**Assigned task**
The expected output is a copy of every line in the records with the string "value".

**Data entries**

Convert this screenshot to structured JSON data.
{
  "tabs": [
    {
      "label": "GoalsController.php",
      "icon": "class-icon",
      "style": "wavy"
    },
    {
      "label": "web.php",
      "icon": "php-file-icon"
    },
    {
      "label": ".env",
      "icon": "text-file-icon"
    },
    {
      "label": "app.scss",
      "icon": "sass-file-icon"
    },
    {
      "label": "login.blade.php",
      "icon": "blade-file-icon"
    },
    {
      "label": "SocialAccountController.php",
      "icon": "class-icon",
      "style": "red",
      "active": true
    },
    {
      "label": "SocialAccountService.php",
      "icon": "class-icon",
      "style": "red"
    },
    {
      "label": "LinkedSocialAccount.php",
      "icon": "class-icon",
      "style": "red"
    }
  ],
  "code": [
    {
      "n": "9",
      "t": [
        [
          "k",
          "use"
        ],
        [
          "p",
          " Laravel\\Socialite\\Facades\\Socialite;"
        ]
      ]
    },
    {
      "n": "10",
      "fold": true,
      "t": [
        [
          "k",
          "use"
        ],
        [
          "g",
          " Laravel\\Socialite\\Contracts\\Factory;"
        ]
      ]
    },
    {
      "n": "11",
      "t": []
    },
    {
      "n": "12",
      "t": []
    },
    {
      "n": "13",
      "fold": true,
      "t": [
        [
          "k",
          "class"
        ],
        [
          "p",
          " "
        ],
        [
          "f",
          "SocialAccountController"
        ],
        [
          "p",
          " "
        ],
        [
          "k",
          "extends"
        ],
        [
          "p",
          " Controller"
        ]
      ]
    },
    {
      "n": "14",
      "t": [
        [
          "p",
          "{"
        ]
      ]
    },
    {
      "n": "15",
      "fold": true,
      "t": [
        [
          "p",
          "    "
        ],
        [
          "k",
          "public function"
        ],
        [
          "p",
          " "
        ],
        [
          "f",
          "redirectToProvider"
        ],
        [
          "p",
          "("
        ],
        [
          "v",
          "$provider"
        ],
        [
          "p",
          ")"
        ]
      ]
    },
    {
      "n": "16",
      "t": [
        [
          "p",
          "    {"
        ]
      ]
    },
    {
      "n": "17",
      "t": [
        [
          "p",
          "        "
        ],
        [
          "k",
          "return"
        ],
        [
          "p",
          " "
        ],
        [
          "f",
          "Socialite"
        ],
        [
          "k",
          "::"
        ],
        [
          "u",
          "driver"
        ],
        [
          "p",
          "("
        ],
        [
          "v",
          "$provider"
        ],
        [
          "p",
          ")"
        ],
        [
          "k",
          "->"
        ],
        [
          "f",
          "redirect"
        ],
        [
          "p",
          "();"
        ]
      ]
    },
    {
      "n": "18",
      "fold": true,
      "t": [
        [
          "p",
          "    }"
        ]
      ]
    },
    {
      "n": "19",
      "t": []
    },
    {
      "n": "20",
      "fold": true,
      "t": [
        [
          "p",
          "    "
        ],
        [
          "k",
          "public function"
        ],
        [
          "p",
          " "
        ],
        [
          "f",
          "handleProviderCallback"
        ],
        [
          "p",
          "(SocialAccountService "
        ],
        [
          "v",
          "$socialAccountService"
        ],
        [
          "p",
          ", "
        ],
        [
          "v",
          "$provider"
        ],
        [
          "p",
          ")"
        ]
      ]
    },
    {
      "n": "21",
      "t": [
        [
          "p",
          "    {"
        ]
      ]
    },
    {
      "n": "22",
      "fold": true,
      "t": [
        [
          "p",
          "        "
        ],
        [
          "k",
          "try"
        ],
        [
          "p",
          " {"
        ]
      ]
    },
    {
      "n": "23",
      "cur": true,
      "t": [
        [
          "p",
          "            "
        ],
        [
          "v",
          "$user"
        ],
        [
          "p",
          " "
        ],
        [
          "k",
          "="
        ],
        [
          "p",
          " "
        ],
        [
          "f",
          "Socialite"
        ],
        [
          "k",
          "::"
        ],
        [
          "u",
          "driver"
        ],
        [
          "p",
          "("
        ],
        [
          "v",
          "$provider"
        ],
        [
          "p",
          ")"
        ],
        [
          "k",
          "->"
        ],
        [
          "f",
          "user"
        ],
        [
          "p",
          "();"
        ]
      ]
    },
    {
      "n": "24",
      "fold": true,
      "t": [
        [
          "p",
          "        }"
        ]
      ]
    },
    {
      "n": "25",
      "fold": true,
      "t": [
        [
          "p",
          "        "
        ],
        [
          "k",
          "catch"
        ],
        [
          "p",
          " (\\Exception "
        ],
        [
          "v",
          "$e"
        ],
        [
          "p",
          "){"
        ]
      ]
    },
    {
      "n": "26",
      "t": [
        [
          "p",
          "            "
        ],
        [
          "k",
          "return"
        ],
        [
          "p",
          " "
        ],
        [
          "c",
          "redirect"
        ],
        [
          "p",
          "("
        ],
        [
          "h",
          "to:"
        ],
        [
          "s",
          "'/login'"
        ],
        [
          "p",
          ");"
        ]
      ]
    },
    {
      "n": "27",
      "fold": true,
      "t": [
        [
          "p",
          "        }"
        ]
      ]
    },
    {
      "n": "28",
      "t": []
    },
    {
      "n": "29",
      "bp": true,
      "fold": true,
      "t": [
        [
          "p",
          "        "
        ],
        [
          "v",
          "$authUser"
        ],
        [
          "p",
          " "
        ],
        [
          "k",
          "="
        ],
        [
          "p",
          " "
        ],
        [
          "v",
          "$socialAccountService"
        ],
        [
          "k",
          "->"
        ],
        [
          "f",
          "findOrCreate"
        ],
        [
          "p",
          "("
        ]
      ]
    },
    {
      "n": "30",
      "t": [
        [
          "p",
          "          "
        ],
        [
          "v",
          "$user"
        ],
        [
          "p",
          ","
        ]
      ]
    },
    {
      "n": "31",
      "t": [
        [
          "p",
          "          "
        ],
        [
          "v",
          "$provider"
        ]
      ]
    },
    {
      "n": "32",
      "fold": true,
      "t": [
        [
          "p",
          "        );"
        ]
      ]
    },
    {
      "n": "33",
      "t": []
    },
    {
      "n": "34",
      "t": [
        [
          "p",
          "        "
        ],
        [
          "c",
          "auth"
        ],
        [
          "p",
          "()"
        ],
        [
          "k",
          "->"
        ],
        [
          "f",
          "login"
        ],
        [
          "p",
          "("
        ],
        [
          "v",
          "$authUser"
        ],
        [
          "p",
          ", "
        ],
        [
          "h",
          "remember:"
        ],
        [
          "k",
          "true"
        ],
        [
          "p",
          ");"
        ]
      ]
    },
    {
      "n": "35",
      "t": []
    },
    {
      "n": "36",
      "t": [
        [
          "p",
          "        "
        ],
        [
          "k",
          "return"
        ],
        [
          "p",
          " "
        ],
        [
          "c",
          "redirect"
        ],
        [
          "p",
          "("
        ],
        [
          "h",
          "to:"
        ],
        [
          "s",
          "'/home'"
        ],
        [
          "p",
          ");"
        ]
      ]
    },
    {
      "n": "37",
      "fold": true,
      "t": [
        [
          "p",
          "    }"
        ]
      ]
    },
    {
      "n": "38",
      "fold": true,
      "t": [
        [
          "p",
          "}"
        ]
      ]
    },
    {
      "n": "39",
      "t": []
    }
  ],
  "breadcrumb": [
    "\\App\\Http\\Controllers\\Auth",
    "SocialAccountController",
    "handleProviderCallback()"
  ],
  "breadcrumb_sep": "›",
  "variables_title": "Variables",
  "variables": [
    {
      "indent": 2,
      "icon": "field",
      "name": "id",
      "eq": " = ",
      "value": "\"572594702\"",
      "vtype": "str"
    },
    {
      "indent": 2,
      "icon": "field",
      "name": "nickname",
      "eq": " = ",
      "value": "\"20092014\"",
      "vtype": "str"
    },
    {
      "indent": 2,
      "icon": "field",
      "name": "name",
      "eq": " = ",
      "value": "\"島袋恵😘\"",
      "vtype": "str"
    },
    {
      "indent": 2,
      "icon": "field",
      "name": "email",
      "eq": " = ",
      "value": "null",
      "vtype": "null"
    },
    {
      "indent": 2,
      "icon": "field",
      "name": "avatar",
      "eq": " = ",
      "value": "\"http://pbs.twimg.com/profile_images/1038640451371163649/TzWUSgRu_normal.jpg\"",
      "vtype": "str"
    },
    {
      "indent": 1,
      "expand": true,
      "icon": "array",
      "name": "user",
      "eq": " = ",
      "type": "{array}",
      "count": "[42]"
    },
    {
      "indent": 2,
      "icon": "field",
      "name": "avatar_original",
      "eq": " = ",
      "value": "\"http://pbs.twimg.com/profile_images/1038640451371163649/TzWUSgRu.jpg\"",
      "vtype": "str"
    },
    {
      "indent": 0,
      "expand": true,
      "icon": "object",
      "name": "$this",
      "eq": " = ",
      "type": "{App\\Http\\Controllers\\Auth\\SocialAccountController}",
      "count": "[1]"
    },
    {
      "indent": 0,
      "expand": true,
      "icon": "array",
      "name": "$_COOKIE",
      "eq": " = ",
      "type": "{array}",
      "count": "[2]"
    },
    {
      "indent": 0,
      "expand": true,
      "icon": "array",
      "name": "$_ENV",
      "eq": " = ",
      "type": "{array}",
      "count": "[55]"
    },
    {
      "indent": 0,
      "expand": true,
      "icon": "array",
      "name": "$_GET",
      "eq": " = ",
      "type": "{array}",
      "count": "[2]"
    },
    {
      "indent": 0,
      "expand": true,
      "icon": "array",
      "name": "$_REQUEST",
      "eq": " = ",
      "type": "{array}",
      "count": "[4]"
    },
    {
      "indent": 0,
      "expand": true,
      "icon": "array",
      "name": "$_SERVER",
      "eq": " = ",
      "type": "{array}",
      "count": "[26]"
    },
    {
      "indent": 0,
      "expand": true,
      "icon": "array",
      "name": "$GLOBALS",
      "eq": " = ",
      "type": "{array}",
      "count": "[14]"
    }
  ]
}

**The answer**
      "value": "\"572594702\"",
      "value": "\"20092014\"",
      "value": "\"島袋恵😘\"",
      "value": "null",
      "value": "\"http://pbs.twimg.com/profile_images/1038640451371163649/TzWUSgRu_normal.jpg\"",
      "value": "\"http://pbs.twimg.com/profile_images/1038640451371163649/TzWUSgRu.jpg\"",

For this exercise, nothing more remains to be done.